However in recent times, extra authorities knowledge has given researchers a extra detailed take a look at how same-sex divide their time.
Dorian Kendal and Jared Hunt, who reside in San Francisco and have been married 4 years, stated they’d divided family chores based mostly on their private preferences.
“I hate to prepare dinner, so Dorian at all times does the cooking,” stated Mr. Hunt, 38.
“Jared mustn’t ever prepare dinner,” confirmed Mr. Kendal, 43. “And I hate laundry — laundry is the worst factor, and Jared will get mad at me once I do my very own laundry. That is how I knew I used to be in love, when I discovered somebody who acquired mad at me for doing one thing I hated most.”
However after they adopted a child, they determined Mr. Hunt would cease working and keep residence for a 12 months. His profession was in transition, from ballet to inside design, and Mr. Kendal, a tech govt, earned considerably extra.
“It’s not a masculine or a female factor; it’s simply what we do to operate as a pair and have our household work,” Mr. Hunt stated.
One examine evaluating two giant surveys of at two time limits discovered heterosexual reported elevated equality within the division of chores in 2000 in contrast with 1975, however same-sex reported much less. Mr. Inexperienced, one of many co-authors of the examine, stated the change was most likely as a result of extra same-sex in 2000 had married and turn out to be mother and father.
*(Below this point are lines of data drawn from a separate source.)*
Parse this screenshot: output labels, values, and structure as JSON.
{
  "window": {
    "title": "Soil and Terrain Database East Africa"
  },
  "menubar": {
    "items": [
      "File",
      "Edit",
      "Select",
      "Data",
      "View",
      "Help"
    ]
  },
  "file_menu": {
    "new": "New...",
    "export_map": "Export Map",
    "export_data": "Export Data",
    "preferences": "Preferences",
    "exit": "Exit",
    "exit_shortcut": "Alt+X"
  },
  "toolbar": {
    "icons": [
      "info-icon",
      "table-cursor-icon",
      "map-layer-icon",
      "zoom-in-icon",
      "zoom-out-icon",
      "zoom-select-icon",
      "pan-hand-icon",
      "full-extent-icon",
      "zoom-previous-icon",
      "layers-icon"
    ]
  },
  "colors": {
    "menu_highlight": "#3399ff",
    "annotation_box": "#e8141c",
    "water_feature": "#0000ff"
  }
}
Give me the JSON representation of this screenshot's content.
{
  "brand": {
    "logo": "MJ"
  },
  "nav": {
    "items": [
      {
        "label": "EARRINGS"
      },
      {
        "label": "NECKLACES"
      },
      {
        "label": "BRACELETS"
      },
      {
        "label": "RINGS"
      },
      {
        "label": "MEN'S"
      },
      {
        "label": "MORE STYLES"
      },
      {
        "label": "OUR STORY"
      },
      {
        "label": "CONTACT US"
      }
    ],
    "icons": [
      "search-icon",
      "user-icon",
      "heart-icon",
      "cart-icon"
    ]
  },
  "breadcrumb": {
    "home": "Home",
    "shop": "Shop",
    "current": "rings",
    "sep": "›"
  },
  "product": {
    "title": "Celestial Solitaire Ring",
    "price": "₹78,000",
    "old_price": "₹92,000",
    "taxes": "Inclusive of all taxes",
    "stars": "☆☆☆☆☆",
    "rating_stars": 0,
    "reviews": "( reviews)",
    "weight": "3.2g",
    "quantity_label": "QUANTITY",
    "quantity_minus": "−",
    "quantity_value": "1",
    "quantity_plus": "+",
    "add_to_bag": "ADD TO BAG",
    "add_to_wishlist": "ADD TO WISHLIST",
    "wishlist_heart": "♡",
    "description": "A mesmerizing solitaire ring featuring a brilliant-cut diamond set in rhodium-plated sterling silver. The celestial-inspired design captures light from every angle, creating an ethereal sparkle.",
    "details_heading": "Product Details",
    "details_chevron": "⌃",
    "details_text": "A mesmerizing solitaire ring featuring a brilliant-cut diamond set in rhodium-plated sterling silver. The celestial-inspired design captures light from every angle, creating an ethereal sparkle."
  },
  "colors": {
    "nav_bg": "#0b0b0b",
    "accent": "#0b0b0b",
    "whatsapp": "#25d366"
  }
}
Many elements appear to push same-sex towards specializing in numerous duties after parenthood — particularly lengthy work hours, discovered Abbie Goldberg, a psychology professor at Clark College. Individuals had been extra prone to share home labor when each had versatile work schedules, she discovered, or after they earned sufficient to rent assist.